Probably unaware of Miss Keeler’s relations with Mr Profumo and Commander Ivanov, the director of prosecution had no choice but to interpret the information that came into his possession in connection with Mr Edgecombe’s trial in the narrow sense. He acted as if it was just another call-girl racket. He initiated investigations leading to Dr Ward’s arrest last Saturday. The trial of the second West Indian member of this group, Mr Gordon, who assaulted Miss Keeler, was also conducted in the same manner as if nothing else was involved. But the security services should have been in a position to assess the situation in its proper perspective after Mr Edgecombe’s arrest because they had kept a watch on Mr Profumo and Commander Ivanov. Dr Ward had himself warned them. It is difficult to explain away this failure.
It is neither fair nor legally permissible to comment on the charge against Dr Ward. But it is only evident that he is a complex character. As an osteopath he has few equals in London. Sir Winston Churchill has been among his patients. He is sufficiently well known as an artist to have persuaded Prince Philip, Princess Margaret, Princess Alexandra and Sophia Loren, to list only a few famous names, to sit for him. Miss Keeler has written of his eccentricities. For instance, he used to put a dog collar around her neck and lead her into clubs. His girl friends are legion. The manner in which he and Commander Ivanov acted at the time of the Cuban crisis itself should have raised many questions. They tried to get the British government to call a summit conference to provide a face saving formula for Mr Khrushchev. Commander Ivanov claimed he could pass on messages to Mr Khrushchev himself in 20 minutes.

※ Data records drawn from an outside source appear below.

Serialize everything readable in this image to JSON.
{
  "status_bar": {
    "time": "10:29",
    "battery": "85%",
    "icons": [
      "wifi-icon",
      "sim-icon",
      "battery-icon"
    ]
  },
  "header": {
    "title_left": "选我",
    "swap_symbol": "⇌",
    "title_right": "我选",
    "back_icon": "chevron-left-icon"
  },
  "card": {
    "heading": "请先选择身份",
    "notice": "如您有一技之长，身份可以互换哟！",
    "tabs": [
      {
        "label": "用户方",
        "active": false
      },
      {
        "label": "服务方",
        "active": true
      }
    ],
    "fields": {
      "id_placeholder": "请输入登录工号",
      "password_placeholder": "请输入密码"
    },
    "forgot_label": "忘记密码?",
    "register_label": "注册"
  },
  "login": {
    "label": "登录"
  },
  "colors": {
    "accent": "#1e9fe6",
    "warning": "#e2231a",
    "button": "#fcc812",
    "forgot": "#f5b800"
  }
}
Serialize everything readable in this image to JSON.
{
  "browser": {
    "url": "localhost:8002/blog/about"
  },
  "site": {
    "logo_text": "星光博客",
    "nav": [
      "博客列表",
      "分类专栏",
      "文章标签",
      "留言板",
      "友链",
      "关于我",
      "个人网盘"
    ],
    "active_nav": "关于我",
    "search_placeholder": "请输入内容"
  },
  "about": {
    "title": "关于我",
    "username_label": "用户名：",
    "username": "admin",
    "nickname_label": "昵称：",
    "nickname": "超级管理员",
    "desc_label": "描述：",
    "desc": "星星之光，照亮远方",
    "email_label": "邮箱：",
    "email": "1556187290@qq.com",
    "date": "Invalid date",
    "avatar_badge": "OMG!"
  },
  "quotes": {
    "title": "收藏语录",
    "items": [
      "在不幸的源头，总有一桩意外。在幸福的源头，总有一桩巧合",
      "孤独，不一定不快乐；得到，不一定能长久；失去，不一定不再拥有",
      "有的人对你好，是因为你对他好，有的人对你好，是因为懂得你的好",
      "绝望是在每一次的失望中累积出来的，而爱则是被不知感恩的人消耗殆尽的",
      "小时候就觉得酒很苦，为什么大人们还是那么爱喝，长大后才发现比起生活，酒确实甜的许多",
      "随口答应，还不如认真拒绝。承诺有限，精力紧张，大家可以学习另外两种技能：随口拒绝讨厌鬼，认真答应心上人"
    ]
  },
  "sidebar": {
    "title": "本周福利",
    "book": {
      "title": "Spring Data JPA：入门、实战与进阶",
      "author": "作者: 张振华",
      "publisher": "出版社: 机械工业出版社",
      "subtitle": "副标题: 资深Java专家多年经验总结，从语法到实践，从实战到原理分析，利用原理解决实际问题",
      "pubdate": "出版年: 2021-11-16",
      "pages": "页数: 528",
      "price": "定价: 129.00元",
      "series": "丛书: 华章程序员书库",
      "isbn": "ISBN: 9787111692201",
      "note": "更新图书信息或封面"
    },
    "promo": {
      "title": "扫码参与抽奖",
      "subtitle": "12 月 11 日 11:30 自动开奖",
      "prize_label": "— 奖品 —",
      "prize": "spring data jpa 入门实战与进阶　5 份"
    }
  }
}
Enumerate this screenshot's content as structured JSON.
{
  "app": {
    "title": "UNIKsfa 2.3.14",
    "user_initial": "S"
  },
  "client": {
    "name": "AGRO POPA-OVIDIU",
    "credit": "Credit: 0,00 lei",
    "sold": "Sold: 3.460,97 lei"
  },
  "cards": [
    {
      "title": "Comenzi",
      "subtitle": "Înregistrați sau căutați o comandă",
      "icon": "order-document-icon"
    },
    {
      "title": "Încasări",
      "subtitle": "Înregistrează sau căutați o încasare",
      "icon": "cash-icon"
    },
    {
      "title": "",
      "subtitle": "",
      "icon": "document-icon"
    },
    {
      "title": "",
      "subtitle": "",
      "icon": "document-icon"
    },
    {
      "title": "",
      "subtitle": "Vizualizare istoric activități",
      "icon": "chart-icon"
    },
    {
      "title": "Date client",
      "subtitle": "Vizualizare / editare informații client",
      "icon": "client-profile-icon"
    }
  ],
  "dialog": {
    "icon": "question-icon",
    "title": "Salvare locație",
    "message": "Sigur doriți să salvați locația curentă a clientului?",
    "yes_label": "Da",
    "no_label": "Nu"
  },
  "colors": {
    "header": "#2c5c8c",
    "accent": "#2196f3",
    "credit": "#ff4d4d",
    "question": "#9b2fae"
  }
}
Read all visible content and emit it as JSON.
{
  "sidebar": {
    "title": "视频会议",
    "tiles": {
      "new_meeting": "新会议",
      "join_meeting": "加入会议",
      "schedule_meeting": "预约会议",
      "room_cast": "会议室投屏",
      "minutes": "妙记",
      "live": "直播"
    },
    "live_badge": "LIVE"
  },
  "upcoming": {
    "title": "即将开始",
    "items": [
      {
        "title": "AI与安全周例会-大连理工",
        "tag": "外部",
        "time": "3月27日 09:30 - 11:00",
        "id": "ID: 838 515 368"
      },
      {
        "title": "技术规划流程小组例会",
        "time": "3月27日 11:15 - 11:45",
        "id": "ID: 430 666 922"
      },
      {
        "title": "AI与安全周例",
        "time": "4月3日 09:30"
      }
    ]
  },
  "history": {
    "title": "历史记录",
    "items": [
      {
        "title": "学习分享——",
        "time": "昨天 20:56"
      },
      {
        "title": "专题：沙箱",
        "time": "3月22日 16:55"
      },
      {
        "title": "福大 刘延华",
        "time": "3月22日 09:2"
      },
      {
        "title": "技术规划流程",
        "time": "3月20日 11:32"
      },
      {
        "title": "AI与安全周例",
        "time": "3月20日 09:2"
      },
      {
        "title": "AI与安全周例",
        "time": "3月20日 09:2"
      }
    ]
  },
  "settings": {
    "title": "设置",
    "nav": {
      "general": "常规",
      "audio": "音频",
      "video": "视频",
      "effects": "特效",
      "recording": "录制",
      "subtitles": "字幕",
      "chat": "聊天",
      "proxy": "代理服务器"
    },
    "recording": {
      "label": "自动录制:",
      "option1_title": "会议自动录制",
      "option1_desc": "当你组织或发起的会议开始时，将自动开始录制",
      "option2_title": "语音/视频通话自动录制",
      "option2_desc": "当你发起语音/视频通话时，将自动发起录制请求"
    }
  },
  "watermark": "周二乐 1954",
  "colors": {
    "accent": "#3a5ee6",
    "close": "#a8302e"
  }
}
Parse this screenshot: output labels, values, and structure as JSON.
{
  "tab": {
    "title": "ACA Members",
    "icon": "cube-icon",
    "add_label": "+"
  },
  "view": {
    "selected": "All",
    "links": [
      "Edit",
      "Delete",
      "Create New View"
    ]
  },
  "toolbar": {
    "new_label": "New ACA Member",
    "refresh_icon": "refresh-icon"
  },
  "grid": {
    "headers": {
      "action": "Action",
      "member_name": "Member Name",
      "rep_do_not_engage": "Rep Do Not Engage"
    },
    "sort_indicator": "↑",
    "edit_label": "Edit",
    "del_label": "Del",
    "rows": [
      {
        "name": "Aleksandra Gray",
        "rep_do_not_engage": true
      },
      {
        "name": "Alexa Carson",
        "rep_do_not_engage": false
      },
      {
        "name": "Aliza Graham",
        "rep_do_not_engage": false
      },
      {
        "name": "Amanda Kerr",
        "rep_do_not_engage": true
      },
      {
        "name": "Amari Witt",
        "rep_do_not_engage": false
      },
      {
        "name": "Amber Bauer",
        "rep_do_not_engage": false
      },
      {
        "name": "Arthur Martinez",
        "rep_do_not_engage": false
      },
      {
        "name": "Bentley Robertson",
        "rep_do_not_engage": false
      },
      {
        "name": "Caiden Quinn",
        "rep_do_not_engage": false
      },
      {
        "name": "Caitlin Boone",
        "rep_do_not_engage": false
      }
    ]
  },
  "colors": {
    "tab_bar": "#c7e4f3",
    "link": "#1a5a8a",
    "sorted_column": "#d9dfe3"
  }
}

One of Miss Keeler’s girl friends, Miss Marilyn Rice-Davies, has shed a flood of light on what went on in this bizarre company. She has spoken of a party where the host wore nothing but his socks. “Then there was a dinner party where a naked man wearing a mask waited on table like a slave. He had to have a mask because he was well known.” Her activities have paid her well for she also drives a Jaguar.
It is only obvious that Mr Profumo placed himself in a position in which he was vulnerable to blackmail. But as far as it is known he was not blackmailed. Once he confessed and resigned the question of security became an academic issue. Politically the relevant question is why should Mr Macmillan have hung on to him when so much had come to be known about Miss Keeler and her associates even if he accepted Mr Profumo’s statement of March 22 at its face value.
It is probably precisely this latter aspect that the Labour leaders have in mind when they profess their unconcern with Profumo’s illicit relations with Miss Keeler and concentrate their fire on the so-called security aspect. The intimacy of these relations is also not strictly relevant. Even on the most charitable interpretation he was guilty of indiscretion and indiscreet men cannot be trusted to hold responsible jobs. Anyway the press has done the job of the opposition in making the people alive to the moral and political issues involved. In doing its duty the press has settled scores with Mr Macmillan and rehabilitated itself in the estimation of the people. The mills of democracy grind surely even if slowly.
The Times of India, 15 June 1963